Experts in the space industry arguably see it as a shared sector. After all, space doesn’t belong to any one nation. This mentality is perhaps most evident in the collaborative nature of many of the most notable modern space projects.
But why is international collaboration so crucial in the space industry, and what are the benefits of working together on research projects? Let’s take a look.
The most important reason for collaboration is the sharing of resources and expertise. Resources could range from the actual raw materials needed to produce spacecraft to project resources, such as launch sites, ground networks, production facilities, and more.
The same is valid for expertise. There are numerous nations (such as the UK) that, until recently, haven’t had the infrastructure to launch space missions. Regardless, the UK is a global name in space expertise and has had a hand in many successful projects.
Similarly, sharing expertise on space projects helps minimise the duplication of experiments. While this will still happen, mainly due to the level of competition between some nations, it at least prevents those working collaboratively from conducting the same research.
But international collaboration also means access to different technologies. This is most evident in projects where one nation might have a well-established private sector, whereas another might have a well-funded public space sector. We might see, for example, the European Space Agency collaborating with a private company like SpaceX to make projects more viable.
Importantly, though, shared research and resources also mean shared risk. This means no single entity is on the hook for the financial impact of a failed or delayed project. Risk-sharing also helps international reputations. While reputation might not be top of everyone’s list in an international space project, it’s certainly an important consideration when it comes to future collaborations.
The benefits of sharing resources, expertise and risk should be fairly obvious. Arguably the biggest is cost sharing and, by extension, increased economic benefits. Space research can be expensive, but it also helps countries build highly-skilled economic sectors that can then be transferred to other industries.
Similarly, there are the benefits of increased scientific discovery and international cooperation. The International Space Station is a prime example of historically-competitive nations (e.g., Russia and the US) working together on a significant space research project.

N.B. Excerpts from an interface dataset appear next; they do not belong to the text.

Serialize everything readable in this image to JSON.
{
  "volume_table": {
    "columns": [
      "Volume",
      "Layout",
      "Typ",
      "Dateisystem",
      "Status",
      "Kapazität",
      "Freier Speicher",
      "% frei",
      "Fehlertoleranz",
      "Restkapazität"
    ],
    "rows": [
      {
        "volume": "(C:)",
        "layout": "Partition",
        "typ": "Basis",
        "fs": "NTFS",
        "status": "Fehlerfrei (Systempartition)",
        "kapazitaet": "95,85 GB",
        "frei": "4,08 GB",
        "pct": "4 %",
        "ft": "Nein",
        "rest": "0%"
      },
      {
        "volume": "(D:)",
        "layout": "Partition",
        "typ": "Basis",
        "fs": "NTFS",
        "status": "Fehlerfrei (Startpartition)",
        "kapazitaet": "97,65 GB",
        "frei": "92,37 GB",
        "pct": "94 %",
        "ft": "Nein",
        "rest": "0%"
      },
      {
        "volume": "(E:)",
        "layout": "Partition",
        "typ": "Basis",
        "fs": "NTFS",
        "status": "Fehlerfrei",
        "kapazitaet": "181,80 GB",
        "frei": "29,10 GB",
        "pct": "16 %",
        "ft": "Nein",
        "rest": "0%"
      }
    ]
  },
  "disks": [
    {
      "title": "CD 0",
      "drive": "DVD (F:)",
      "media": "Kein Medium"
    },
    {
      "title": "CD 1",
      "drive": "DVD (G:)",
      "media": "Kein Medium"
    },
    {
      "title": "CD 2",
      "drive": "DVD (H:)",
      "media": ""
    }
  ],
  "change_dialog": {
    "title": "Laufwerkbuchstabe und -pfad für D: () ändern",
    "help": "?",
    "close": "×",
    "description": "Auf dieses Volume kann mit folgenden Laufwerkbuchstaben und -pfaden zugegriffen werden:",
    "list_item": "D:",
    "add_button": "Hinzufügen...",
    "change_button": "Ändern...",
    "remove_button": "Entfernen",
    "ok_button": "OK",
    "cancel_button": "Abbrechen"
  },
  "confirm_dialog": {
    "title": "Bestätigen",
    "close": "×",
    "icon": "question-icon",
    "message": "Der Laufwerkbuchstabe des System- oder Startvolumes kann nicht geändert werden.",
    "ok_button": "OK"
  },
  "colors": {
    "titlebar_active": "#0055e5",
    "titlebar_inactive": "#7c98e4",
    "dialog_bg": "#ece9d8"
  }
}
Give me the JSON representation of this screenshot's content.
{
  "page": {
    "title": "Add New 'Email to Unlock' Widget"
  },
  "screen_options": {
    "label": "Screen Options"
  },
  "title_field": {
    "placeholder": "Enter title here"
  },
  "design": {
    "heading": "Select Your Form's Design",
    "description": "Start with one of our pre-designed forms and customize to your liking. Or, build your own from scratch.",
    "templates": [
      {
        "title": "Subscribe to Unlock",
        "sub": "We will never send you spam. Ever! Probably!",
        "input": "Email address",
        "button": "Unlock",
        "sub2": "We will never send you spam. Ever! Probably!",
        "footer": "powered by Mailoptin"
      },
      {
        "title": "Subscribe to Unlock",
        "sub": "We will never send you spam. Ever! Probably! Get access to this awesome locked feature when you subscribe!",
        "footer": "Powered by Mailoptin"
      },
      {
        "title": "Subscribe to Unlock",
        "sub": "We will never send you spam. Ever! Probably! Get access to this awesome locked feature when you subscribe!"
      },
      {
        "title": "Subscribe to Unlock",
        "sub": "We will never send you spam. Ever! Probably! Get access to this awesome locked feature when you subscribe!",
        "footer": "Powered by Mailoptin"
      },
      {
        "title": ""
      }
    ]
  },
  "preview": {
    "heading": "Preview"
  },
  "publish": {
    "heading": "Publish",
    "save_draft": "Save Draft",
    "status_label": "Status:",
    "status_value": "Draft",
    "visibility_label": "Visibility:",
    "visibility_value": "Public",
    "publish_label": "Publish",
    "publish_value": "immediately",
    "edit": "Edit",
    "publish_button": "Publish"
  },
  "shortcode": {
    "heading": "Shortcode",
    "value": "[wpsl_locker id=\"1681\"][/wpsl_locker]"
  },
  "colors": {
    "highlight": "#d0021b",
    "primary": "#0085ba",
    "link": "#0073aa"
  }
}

There are plenty of other recent examples of these benefits in action. Take the Galileo satellite navigation system, which was established by the ESA and had components built by Surrey Satellite Technology Ltd and Airbus Defence and Space, among others.

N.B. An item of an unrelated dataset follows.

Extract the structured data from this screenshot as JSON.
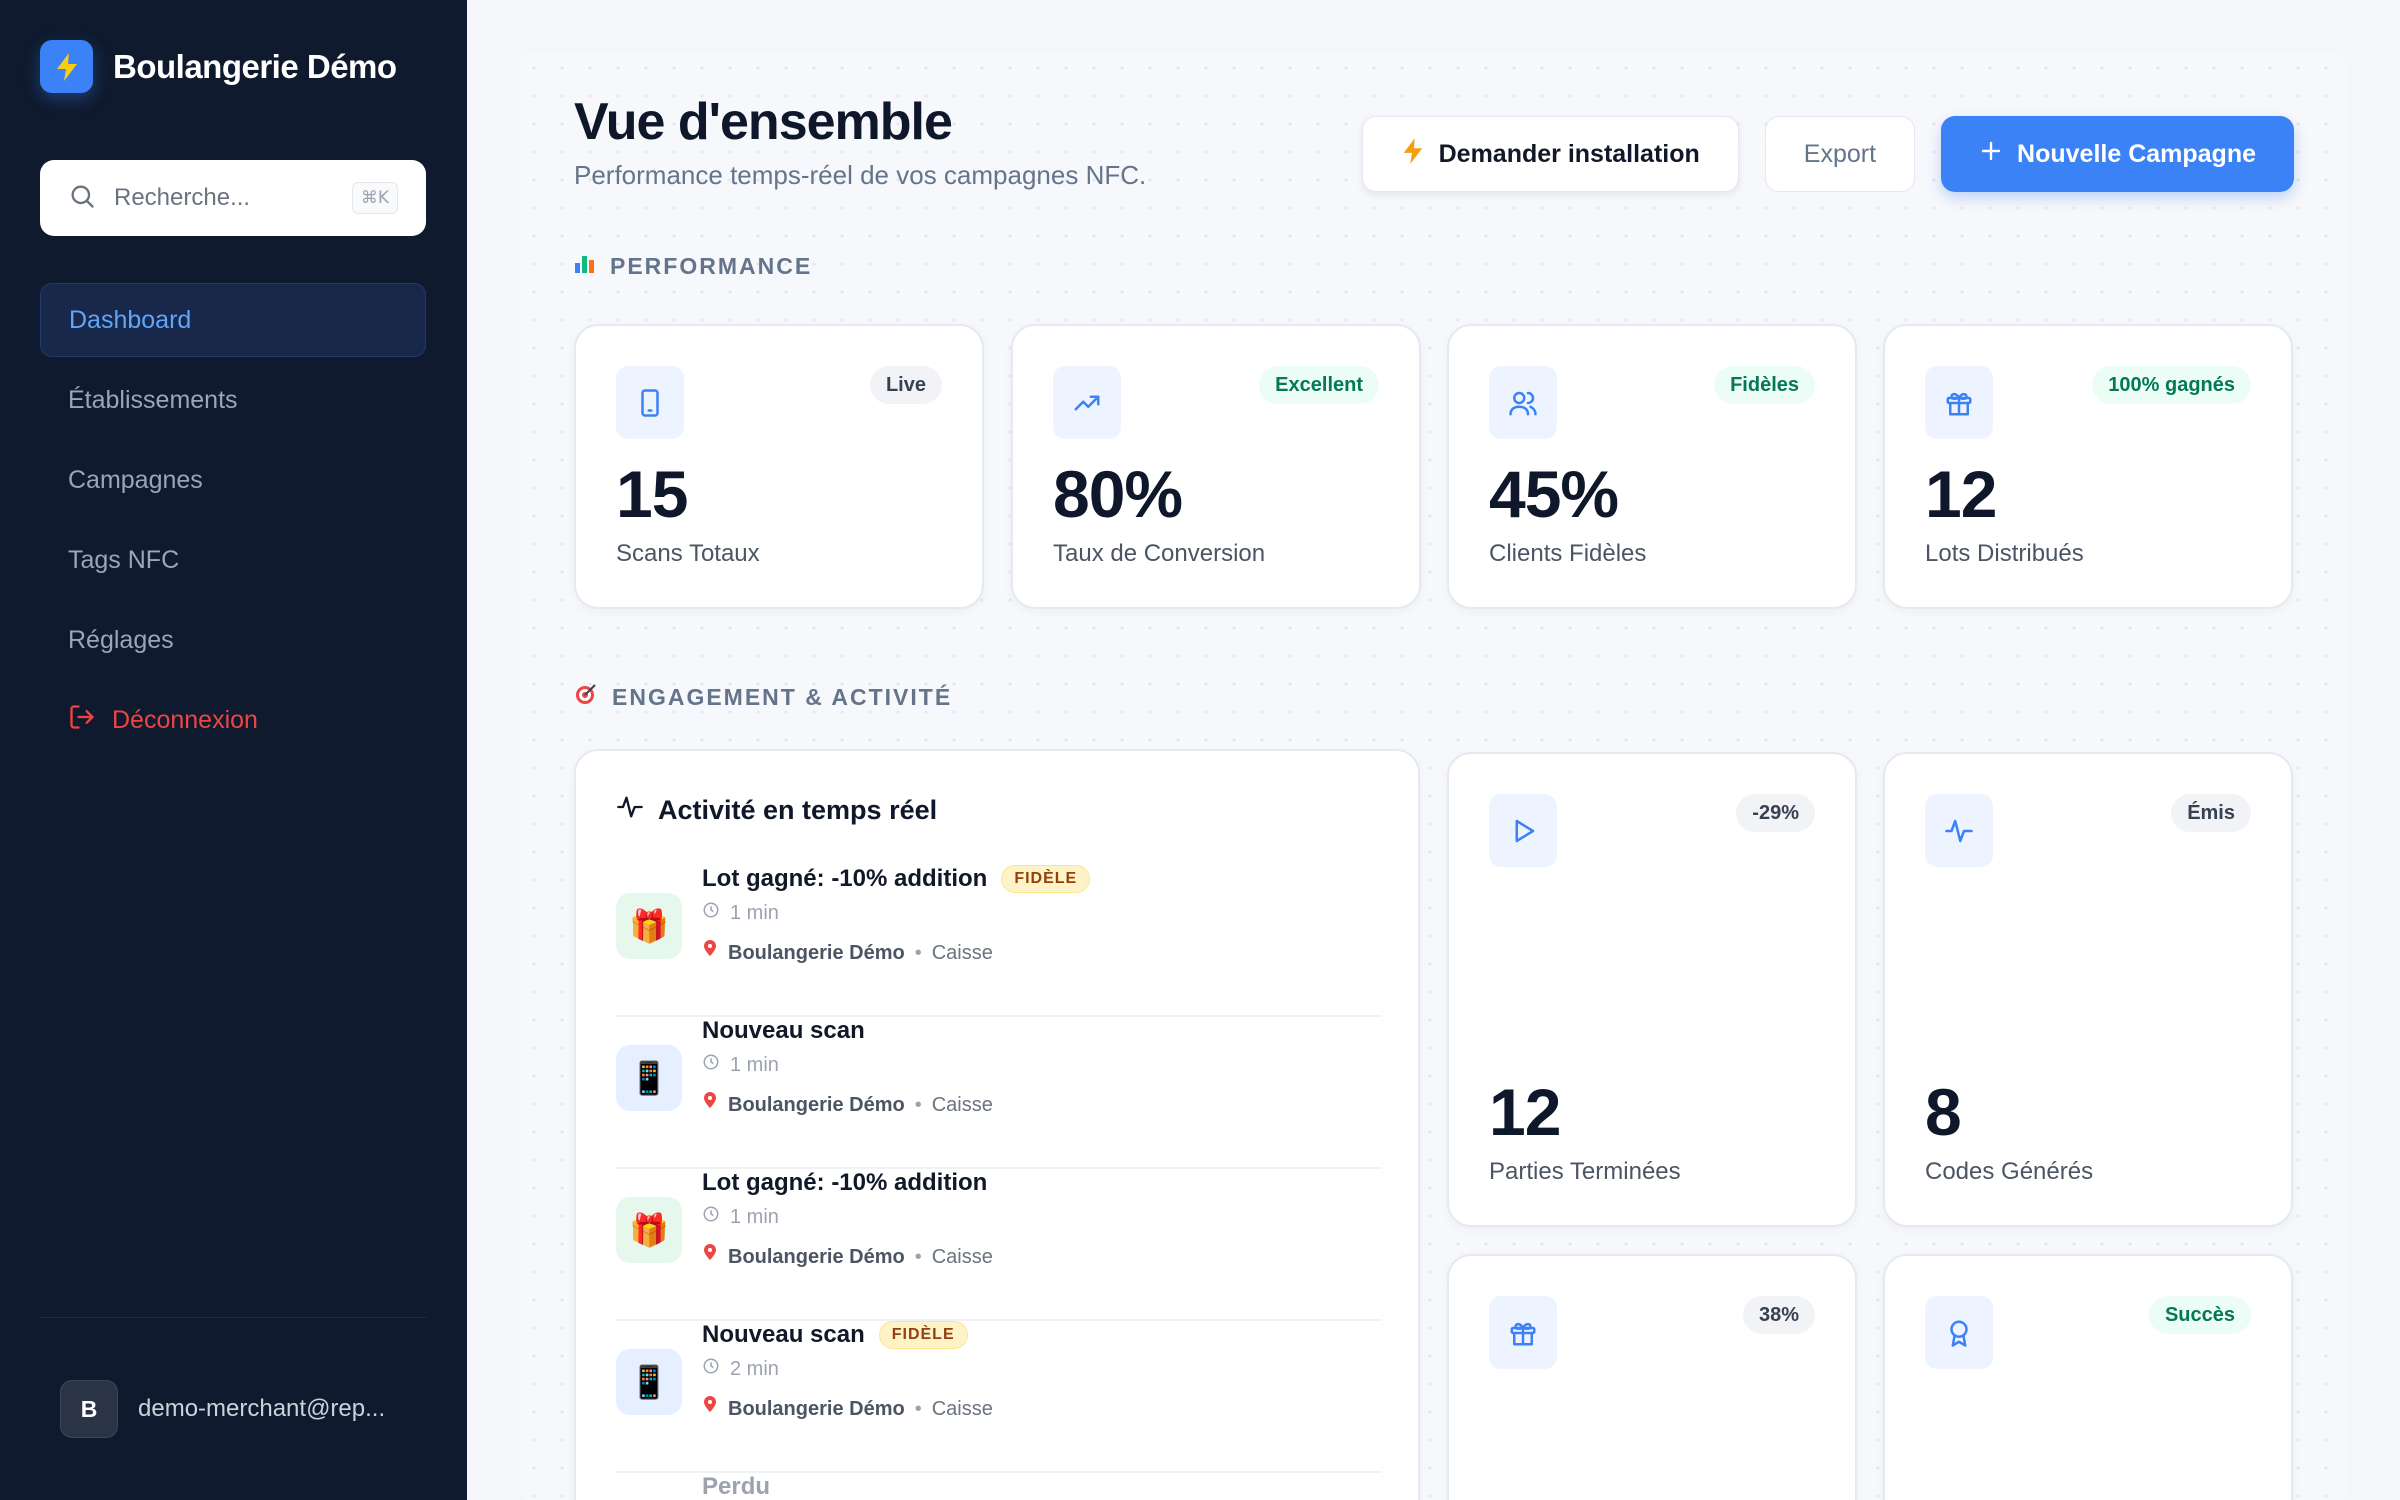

Similarly, the ExoMars programme – run by the ESA – features Airbus Defence and Space as its lead builder. The wheels and suspension systems of rovers come from the Canadian company MDA Corporation.
The British branch of the Italian spaceflight company, Telespazio has been working alongside the UK Space Agency for several years on Earth observation missions. The collaborative mission also features involvement from the Netherlands and France, and its overall goal is to improve data collection and quality for the advancement of New Space.

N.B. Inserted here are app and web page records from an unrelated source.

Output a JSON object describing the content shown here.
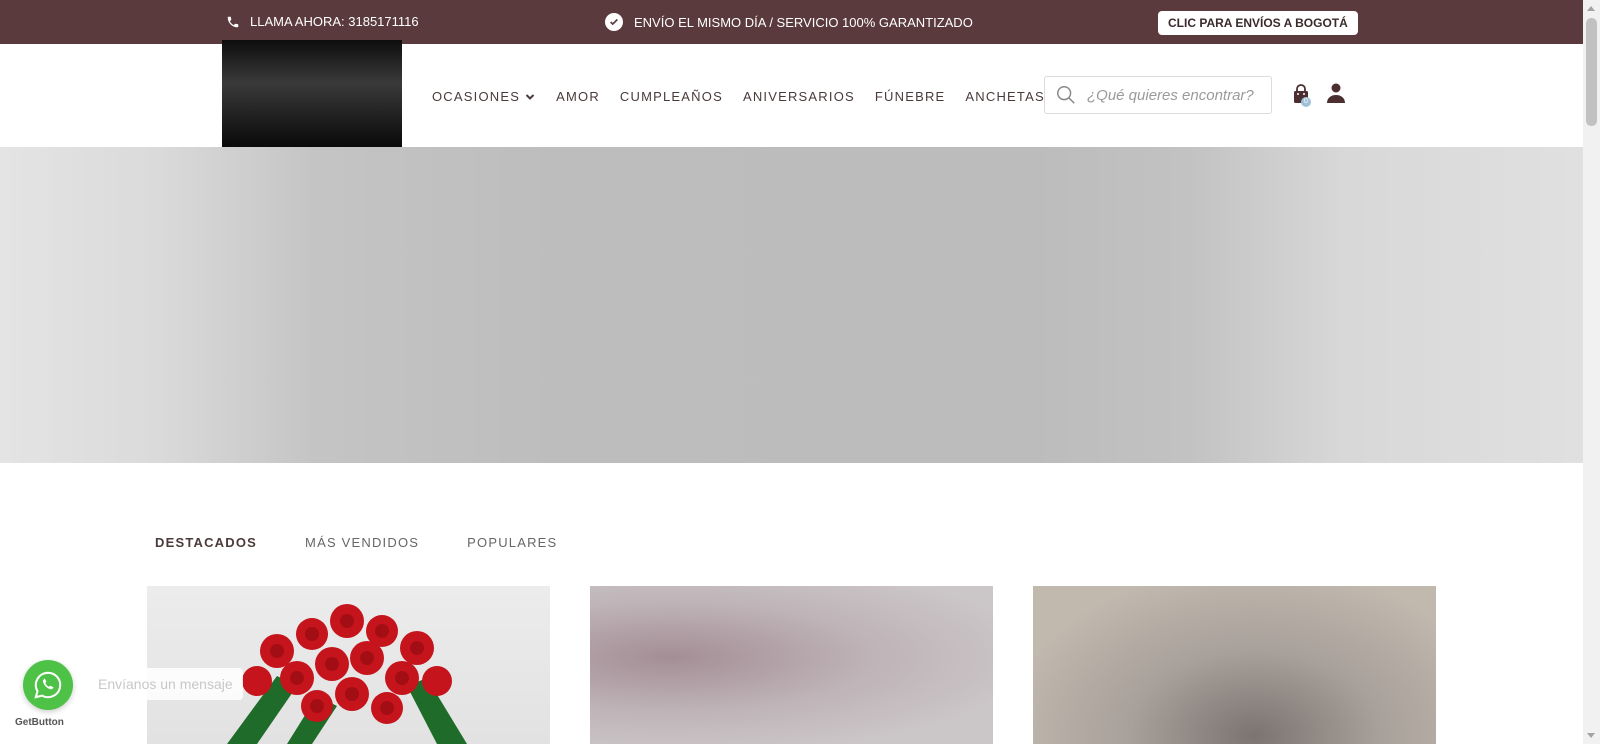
{
  "topbar": {
    "phone_text": "LLAMA AHORA: 3185171116",
    "promo_text": "ENVÍO EL MISMO DÍA / SERVICIO 100% GARANTIZADO",
    "bogota_button": "CLIC PARA ENVÍOS A BOGOTÁ",
    "background_color": "#5a3a3c"
  },
  "nav": {
    "items": [
      "OCASIONES",
      "AMOR",
      "CUMPLEAÑOS",
      "ANIVERSARIOS",
      "FÚNEBRE",
      "ANCHETAS"
    ]
  },
  "search": {
    "placeholder": "¿Qué quieres encontrar?"
  },
  "cart": {
    "count": "0"
  },
  "tabs": [
    "DESTACADOS",
    "MÁS VENDIDOS",
    "POPULARES"
  ],
  "whatsapp": {
    "message": "Envíanos un mensaje",
    "brand": "GetButton",
    "color": "#4dc247"
  },
  "icons": [
    "phone-icon",
    "check-icon",
    "chevron-down-icon",
    "search-icon",
    "shopping-bag-icon",
    "user-icon",
    "whatsapp-icon"
  ]
}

But this project sets the tone for a 2020 research grant initiative from the UK Space Agency. It's £5 million in funding is specifically for international projects with countries such as France, Japan, the US and Australia. The projects will cover everything from Earth observation to managing space debris.
Our growing interest in complex space missions will only grow our international collaboration in this sector. As more private companies get involved in New Space, thanks to the commercial availability of launches and resources, we’ll likely see far more international collaborations in the coming decades.